The Game of the Goose originated in Italy and is regarded as the father of the modern race game. It was probably based on earlier games from the Far and Middle East but the first mention of it is as a gift sent by Francesco de’ Medici, Grand Duke of Florence (1574-1587) to King Philip II of Spain. The game was called Gioco dell’Oca and it introduced the new element ofthemes and illustrations into a board game. The game has remained remarkably consistent in all its variations over the years.
The basic design of the game and its layout is adhered to in all games of goose. The playing surface is a track, usually a spiral, with 63 numbered playing spaces. Players begin by placing an agreed stake into a pool, usually in the centre. They then move their playing pieces along the track, each move dictated by the throw of two dice. The winner is the player who reaches the last numbered space, 63, with an exact throw. If a greater number than is required is thrown, the player must move their piece to 63 and then backwards down the track. The winner receives all the stakes in the pool. Many of the playing spaces are blank, others have illustrations and set eventualities. There are usually 13 spaces with a picture of a goose. Landing on these means you can move forwards again by the same number you have just thrown. Other pictures feature a pair of dice, a bridge, an inn, a well, a maze, a prison, death and a goblet. Most of these involve paying an extra stake and either missing a turn or moving to a certain space (either forward or back). Death is the worst space and is placed near the end of the game. Landing here means starting again at the beginning.
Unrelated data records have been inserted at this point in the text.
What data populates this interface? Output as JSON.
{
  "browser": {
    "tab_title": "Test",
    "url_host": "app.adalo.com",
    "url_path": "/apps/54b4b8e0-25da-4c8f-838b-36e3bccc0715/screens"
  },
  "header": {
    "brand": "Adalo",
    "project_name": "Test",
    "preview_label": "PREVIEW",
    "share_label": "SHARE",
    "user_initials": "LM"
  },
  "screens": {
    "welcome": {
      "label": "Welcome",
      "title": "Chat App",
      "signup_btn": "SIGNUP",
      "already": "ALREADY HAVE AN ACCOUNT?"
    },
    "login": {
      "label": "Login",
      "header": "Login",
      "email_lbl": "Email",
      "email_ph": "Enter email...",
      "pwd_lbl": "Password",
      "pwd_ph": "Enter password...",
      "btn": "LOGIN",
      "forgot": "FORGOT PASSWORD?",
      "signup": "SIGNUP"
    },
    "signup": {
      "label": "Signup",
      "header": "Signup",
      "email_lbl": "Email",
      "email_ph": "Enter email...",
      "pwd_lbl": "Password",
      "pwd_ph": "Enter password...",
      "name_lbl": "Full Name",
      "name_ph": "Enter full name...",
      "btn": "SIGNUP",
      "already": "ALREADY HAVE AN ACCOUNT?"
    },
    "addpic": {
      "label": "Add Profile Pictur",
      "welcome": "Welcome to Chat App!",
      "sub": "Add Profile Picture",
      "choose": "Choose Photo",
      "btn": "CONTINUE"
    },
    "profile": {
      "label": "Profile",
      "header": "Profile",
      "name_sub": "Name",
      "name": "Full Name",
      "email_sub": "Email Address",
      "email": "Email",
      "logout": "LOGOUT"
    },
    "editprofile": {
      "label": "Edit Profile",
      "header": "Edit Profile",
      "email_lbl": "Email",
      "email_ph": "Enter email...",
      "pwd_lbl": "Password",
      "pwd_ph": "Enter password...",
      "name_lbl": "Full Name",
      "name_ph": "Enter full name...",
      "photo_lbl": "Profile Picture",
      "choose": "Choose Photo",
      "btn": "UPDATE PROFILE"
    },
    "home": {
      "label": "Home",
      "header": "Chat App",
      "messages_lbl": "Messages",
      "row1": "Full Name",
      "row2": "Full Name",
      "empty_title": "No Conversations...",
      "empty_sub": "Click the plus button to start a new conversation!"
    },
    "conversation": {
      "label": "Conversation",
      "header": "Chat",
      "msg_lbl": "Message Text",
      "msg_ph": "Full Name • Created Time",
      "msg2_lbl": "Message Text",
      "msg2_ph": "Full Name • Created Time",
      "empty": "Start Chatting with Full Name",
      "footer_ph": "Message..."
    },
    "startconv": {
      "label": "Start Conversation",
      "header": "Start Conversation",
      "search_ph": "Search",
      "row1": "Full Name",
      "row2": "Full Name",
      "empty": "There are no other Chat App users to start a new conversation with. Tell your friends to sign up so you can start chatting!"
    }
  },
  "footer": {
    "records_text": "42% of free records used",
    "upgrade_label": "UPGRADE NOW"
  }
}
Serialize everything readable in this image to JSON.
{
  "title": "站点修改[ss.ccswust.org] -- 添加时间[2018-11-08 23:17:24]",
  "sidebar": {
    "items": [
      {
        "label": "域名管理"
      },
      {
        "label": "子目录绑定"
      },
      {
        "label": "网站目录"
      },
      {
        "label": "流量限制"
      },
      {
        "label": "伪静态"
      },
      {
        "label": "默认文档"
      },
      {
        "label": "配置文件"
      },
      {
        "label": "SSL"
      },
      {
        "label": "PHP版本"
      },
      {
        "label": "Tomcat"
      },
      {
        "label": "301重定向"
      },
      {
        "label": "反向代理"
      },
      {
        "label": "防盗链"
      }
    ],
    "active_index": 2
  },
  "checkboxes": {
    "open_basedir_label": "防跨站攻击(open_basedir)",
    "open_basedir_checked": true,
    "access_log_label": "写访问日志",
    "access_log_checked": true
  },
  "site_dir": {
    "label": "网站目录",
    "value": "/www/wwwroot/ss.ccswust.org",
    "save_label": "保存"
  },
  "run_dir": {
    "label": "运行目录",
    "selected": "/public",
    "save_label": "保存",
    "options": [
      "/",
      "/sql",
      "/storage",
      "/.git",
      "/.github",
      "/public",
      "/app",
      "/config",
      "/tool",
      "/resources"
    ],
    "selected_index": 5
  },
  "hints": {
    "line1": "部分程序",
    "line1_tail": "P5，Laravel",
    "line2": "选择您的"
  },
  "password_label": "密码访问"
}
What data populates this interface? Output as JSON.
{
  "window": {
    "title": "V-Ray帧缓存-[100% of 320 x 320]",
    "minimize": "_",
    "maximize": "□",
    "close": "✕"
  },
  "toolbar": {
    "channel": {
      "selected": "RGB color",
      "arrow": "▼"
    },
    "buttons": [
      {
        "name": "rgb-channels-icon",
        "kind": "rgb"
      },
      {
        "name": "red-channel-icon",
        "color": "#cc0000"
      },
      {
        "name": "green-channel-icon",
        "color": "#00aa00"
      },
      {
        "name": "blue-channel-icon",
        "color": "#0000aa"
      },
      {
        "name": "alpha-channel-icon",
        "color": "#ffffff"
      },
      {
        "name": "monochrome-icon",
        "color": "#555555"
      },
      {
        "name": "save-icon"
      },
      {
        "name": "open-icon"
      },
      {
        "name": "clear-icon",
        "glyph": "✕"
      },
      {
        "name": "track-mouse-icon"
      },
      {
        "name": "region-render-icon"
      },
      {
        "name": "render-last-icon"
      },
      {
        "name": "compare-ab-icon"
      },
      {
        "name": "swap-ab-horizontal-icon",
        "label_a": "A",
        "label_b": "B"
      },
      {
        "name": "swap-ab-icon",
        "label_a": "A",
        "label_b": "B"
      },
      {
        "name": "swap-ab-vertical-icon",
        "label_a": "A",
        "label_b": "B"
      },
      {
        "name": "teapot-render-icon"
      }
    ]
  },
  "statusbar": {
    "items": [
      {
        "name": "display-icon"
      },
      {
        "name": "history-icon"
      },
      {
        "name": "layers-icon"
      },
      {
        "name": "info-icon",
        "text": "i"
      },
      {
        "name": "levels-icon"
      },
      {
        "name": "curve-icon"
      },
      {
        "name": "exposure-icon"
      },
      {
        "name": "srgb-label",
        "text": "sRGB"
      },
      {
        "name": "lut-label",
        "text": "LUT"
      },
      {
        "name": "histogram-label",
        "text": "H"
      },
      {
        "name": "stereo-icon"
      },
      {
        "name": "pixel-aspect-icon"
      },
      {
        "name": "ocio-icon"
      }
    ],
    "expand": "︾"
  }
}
The game quickly spread through Europe and first appeared in England at the end of the 16th century when John Wolfe registered “the newe and most pleasant game of the Goose” at Stationers Hall on June 16 1597. The version of the game illustrated here is apparently a reprint or a re-engraving of a plate used for an edition of the game issued at the end of the 18th or the beginning of the 19th century. Instead of the more usual sequence of numbered spaces, this design places the playing area within the body of a goose. The numbering starts beneath the goose’s eye and continues from right to left, and back from left to right across the body to the last number, 63, which is at the bottom by one of the legs. It does have the usual illustrations and most of these appear on the traditionally numbered spaces. Oddly though there are only eleven goose spaces instead of the usual thirteen. There is no skill at all involved in the Game of Goose – it is entirely governed by luck.